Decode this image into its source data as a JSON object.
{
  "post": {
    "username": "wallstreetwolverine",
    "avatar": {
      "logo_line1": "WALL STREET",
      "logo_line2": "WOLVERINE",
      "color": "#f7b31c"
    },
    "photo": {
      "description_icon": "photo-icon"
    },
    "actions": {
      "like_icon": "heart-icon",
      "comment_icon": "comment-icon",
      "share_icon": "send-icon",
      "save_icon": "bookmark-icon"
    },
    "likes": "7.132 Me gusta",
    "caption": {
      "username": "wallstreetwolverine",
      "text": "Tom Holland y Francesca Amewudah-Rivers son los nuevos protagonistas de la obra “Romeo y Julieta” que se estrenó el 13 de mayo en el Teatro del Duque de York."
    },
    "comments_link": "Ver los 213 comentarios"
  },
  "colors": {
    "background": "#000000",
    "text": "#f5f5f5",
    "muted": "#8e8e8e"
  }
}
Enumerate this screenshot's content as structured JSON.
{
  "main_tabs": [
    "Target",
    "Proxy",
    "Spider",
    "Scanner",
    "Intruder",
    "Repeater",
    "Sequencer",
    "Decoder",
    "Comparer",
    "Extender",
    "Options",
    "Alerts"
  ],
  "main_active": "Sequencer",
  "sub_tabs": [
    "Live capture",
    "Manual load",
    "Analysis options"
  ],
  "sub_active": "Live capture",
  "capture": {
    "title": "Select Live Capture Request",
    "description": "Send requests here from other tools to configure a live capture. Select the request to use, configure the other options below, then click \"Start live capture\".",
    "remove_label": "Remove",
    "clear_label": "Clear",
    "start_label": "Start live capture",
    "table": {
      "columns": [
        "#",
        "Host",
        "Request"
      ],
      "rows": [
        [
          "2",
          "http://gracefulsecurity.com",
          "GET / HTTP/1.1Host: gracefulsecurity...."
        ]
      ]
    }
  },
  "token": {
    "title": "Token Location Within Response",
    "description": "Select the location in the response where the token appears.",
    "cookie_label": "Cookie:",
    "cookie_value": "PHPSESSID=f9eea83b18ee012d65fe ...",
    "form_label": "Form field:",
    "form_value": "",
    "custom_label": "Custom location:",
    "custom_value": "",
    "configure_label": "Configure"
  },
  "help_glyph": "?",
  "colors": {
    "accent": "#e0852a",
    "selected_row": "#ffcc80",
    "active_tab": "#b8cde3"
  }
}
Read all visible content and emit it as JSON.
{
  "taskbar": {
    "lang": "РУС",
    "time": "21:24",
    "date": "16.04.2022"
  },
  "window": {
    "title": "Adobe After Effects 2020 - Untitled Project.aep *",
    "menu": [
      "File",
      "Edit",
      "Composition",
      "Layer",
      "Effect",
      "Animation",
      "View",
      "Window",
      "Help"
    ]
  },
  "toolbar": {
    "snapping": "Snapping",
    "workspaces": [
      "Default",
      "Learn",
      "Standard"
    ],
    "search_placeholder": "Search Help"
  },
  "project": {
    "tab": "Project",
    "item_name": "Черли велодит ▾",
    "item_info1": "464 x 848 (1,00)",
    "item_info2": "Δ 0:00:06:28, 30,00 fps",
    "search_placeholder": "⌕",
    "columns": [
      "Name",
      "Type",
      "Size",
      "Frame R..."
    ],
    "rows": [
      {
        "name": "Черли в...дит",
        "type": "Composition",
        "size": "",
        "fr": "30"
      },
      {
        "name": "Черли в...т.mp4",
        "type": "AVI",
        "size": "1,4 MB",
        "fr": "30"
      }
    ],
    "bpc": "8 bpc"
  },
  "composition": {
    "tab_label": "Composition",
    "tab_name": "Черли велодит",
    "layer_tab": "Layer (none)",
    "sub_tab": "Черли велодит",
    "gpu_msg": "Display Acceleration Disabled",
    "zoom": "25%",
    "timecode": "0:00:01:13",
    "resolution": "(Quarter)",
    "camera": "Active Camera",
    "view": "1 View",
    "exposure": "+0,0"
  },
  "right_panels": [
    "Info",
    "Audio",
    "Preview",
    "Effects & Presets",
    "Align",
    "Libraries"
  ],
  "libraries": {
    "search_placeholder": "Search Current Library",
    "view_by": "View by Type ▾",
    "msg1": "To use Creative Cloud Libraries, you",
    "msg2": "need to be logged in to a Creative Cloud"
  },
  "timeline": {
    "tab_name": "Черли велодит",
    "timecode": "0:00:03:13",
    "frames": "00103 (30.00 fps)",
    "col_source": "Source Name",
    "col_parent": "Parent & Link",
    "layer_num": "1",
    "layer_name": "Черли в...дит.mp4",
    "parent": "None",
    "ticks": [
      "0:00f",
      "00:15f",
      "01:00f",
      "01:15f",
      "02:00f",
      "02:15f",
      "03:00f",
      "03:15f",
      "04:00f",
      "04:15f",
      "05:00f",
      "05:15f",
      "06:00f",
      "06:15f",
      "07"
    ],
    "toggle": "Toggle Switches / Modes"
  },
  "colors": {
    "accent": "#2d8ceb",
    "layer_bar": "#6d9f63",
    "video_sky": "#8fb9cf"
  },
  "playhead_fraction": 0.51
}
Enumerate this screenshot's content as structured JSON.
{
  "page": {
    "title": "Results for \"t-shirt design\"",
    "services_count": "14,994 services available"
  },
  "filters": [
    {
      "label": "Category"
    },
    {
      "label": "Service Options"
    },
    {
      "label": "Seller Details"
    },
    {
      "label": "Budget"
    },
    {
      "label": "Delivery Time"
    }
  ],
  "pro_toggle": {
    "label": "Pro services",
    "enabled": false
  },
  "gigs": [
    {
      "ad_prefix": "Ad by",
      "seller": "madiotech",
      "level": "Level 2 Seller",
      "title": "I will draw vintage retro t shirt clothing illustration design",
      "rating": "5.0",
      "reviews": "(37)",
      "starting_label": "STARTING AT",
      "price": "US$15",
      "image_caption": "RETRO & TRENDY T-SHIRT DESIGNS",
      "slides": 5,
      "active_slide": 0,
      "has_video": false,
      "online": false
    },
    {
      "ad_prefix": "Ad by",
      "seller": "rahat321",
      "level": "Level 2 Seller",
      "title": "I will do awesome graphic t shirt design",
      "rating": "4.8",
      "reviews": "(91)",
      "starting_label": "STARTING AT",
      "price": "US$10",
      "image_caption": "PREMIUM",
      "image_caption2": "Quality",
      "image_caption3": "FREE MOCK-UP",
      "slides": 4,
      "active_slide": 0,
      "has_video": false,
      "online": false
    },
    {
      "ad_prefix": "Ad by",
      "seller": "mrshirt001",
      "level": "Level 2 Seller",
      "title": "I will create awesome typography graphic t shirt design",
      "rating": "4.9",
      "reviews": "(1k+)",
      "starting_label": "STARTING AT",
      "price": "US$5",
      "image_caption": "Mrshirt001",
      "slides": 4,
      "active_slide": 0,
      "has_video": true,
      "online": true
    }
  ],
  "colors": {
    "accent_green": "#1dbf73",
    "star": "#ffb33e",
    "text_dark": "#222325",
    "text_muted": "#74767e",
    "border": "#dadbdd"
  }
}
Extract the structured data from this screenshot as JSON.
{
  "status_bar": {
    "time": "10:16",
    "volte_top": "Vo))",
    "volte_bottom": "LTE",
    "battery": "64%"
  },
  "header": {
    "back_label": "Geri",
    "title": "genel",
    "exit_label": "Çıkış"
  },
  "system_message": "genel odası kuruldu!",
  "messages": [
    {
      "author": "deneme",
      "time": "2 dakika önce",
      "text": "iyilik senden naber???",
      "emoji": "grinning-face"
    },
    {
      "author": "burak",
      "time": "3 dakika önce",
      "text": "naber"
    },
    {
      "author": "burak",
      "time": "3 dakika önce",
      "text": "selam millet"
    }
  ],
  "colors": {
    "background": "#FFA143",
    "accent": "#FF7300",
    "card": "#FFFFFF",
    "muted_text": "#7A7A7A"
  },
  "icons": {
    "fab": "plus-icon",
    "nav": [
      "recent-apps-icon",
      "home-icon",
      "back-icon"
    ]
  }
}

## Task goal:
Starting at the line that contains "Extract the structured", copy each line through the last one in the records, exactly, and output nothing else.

## Answer box:
Extract the structured data from this screenshot as JSON.
{
  "status_bar": {
    "time": "10:16",
    "volte_top": "Vo))",
    "volte_bottom": "LTE",
    "battery": "64%"
  },
  "header": {
    "back_label": "Geri",
    "title": "genel",
    "exit_label": "Çıkış"
  },
  "system_message": "genel odası kuruldu!",
  "messages": [
    {
      "author": "deneme",
      "time": "2 dakika önce",
      "text": "iyilik senden naber???",
      "emoji": "grinning-face"
    },
    {
      "author": "burak",
      "time": "3 dakika önce",
      "text": "naber"
    },
    {
      "author": "burak",
      "time": "3 dakika önce",
      "text": "selam millet"
    }
  ],
  "colors": {
    "background": "#FFA143",
    "accent": "#FF7300",
    "card": "#FFFFFF",
    "muted_text": "#7A7A7A"
  },
  "icons": {
    "fab": "plus-icon",
    "nav": [
      "recent-apps-icon",
      "home-icon",
      "back-icon"
    ]
  }
}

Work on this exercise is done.